However, things have changed from how it used to be, in the film industry. Today, writers are gradually coming into the limelight, and we have sensible filmmakers who know how to use the writer to bring magic onto the screen. From a generation who was not aware that Raghunath Paleri is the scriptwriter of the Srinivasan hit ‘Ponmuttayidunna Tharavu’, or that Venu Nagavalli (the face of depression and grief in the 80s) wrote all those evergreen comedy in the film Kilukkam, we have grown tremendously. Today we are familiar with names like Unni R (Charlie), Muhsin Parari (Sudani from Nigeria), Syam Pushkaran (Maheshinte Prathikaaram), P F Mathews (Ee Ma Yau), S Harish (Jallikkettu) and many other writers who have worked with and more than the directors, actors and other artists.
Syam Pushkaran and the new wave movies in Malayalam
Today, directors are sensible to make use of the writer in a way which benefits the art in cinema. If you have noticed, Lijo Jose Pellissery is one such filmmaker who knows the value of a writer.
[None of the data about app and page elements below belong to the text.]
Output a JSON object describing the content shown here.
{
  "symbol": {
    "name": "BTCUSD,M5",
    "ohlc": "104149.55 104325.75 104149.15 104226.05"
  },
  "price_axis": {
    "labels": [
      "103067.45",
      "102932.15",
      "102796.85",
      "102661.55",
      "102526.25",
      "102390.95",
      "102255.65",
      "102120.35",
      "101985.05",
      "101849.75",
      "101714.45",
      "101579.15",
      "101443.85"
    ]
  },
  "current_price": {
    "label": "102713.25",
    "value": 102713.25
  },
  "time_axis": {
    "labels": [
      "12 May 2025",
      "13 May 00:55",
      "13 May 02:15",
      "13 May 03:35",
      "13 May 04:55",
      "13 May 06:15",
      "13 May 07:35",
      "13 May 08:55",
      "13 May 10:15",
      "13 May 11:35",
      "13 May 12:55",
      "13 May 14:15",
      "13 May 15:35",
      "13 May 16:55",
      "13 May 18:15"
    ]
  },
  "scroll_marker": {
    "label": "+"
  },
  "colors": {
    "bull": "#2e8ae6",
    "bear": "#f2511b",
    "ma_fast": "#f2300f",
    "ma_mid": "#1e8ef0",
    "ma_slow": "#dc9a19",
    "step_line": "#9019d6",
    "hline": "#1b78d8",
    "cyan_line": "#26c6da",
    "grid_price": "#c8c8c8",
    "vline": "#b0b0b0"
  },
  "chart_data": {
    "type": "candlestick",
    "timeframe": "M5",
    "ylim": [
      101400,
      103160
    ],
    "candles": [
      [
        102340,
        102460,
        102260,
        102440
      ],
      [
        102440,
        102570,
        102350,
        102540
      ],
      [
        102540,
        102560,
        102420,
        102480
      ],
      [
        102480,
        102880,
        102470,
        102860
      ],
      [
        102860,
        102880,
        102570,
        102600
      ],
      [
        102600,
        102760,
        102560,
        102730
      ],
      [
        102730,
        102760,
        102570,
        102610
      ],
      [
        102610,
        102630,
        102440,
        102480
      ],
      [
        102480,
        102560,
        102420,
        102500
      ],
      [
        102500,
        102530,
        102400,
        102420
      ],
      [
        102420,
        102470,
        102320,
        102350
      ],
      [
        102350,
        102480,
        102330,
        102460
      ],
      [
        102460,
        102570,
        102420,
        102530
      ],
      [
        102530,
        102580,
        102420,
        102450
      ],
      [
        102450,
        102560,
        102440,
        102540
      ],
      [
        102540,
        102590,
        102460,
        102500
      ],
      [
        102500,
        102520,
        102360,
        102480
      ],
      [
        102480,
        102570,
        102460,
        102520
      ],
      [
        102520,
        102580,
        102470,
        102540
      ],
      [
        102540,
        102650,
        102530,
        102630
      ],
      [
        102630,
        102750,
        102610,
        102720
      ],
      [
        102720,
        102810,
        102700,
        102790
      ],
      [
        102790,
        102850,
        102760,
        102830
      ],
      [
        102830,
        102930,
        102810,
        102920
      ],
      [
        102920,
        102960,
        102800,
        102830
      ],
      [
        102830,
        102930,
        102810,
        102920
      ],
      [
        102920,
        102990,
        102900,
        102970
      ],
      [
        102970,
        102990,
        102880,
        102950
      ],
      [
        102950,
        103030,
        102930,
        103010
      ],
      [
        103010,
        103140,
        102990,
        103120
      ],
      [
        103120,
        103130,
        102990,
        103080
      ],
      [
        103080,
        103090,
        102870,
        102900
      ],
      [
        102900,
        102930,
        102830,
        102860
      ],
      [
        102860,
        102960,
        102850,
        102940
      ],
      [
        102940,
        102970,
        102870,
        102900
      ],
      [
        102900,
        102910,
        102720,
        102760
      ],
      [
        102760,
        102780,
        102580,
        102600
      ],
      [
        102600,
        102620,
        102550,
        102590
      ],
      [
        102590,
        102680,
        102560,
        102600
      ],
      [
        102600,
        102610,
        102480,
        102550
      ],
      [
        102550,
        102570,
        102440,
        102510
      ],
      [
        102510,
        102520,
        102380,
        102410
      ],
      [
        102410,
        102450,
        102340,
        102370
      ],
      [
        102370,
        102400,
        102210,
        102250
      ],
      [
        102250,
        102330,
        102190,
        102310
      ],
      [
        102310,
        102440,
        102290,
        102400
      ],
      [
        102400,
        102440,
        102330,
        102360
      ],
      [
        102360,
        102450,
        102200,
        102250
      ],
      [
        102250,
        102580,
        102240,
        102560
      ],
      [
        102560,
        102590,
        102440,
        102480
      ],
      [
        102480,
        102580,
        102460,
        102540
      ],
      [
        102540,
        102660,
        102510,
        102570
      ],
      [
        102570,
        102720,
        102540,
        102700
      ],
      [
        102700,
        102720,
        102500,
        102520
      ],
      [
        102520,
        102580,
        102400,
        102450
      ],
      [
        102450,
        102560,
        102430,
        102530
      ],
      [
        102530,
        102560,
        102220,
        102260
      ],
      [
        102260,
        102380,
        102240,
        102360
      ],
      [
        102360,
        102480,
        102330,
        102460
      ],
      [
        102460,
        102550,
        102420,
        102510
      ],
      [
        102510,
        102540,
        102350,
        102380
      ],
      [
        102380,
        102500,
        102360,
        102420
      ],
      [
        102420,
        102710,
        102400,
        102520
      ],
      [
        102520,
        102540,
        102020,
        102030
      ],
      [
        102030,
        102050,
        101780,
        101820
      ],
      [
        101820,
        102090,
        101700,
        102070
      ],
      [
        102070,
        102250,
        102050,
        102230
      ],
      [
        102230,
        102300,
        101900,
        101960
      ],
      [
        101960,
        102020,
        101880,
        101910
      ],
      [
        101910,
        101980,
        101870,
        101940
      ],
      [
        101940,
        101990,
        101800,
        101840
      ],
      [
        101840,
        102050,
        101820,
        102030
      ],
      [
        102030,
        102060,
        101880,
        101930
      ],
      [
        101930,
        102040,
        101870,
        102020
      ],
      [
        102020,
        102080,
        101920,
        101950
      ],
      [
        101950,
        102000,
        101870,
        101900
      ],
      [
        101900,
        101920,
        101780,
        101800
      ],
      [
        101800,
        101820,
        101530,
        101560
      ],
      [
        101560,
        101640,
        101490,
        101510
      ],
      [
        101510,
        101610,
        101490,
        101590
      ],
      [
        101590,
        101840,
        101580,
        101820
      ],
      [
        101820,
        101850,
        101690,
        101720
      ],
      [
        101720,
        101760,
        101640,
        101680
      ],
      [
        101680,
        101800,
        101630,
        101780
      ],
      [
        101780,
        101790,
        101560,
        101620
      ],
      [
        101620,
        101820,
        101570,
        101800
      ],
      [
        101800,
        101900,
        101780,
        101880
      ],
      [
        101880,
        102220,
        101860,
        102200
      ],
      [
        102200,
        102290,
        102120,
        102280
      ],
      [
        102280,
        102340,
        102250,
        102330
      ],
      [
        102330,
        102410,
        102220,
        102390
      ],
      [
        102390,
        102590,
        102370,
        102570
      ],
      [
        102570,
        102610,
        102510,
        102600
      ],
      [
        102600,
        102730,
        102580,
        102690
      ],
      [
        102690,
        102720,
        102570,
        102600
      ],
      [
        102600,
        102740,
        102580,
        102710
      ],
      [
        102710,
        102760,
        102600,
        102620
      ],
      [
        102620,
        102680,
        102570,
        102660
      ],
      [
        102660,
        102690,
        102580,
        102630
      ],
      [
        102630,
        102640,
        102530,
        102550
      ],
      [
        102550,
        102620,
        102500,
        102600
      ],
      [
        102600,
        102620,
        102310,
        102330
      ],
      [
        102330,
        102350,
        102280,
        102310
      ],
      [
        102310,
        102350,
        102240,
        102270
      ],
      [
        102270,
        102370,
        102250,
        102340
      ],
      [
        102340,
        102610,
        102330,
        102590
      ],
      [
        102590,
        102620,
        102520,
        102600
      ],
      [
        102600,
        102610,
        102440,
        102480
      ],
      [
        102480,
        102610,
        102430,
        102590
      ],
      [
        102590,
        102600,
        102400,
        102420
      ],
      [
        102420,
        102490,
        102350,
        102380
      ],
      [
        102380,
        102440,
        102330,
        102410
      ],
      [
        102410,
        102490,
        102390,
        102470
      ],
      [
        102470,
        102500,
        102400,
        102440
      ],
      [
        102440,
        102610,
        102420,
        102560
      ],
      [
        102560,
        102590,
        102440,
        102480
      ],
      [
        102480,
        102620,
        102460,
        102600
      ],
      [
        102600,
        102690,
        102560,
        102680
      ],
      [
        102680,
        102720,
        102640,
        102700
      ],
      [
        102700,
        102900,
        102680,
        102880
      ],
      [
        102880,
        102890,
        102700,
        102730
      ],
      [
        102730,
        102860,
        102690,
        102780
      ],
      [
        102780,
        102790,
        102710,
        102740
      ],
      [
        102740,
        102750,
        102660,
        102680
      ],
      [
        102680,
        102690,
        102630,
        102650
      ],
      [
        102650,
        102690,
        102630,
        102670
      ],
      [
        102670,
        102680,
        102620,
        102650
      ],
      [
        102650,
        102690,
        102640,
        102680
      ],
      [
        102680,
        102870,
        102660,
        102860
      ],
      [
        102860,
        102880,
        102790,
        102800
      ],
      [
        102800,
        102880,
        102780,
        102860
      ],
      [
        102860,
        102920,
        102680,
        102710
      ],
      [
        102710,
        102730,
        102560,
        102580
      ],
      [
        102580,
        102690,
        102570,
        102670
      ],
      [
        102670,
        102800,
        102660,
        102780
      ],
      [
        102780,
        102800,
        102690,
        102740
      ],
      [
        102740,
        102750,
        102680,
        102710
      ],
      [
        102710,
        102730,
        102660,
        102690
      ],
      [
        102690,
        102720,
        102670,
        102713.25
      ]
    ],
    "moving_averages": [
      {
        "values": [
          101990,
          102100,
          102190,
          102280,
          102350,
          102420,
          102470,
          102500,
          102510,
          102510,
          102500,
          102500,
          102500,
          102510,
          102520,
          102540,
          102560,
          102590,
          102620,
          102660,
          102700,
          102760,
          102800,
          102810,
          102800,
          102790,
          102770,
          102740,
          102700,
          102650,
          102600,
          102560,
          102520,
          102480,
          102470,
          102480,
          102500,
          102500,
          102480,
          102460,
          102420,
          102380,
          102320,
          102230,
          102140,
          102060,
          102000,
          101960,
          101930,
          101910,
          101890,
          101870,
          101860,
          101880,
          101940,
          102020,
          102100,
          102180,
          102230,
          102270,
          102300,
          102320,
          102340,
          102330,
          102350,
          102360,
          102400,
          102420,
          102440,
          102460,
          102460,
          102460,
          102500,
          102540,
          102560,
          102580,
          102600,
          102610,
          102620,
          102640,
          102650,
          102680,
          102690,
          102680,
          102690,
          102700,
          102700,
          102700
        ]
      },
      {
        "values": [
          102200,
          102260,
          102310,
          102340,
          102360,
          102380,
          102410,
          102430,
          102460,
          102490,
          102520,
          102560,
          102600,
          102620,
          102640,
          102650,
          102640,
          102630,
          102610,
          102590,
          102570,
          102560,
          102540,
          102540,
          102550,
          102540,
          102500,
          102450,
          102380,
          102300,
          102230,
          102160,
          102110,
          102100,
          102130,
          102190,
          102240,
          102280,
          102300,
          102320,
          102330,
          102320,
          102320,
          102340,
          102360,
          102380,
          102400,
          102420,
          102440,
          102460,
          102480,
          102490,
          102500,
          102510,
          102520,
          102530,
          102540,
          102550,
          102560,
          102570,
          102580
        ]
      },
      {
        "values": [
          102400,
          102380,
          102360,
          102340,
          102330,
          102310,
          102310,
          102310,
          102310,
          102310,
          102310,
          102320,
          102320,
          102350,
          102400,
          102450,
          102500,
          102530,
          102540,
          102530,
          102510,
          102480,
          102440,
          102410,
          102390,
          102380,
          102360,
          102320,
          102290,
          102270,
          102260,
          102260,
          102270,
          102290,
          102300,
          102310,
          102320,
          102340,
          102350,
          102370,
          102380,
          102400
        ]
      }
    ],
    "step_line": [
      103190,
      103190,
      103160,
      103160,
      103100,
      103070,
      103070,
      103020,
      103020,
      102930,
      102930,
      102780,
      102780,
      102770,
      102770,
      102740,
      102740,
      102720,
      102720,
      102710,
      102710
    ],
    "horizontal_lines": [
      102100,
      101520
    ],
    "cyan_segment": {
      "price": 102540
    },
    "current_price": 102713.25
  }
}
If you have followed his cinema, we understand that while making a film adaptation of a novel or short story, he ensures that the screenplay is written by the original writer himself, to take examples of Ee Ma Yau (P F Mathews) and Jallikkettu (S Harish).
Dileesh Pothan is also a filmmaker who chooses his writer wisely as he is aware that the success of a film depends a lot on how it is written. His recent hits Maheshinte Prathikaaram, Kumbalangi Nights, were all weaved into magic by his writer Syam Pushkaran. There are many more writers yet to break the fourth wall and come to the forefront, like the Suhas-Sharfu duo who made Amal Neerad’s Varathan, a scintillating hit.
Writing is an extended metaphor of giving birth, like how a mother carries her child in the womb, a writer carries that tiny thread of a story in their soul. They give it their blood and it grows, finally flowing out into paper, tearing open the writer’s brain-womb, bleeding in blue or black. Every writer is a mother.
A traveller at heart, writing is my art. Love is my God and this world is my home. Music is the drug and Cinema is the flame.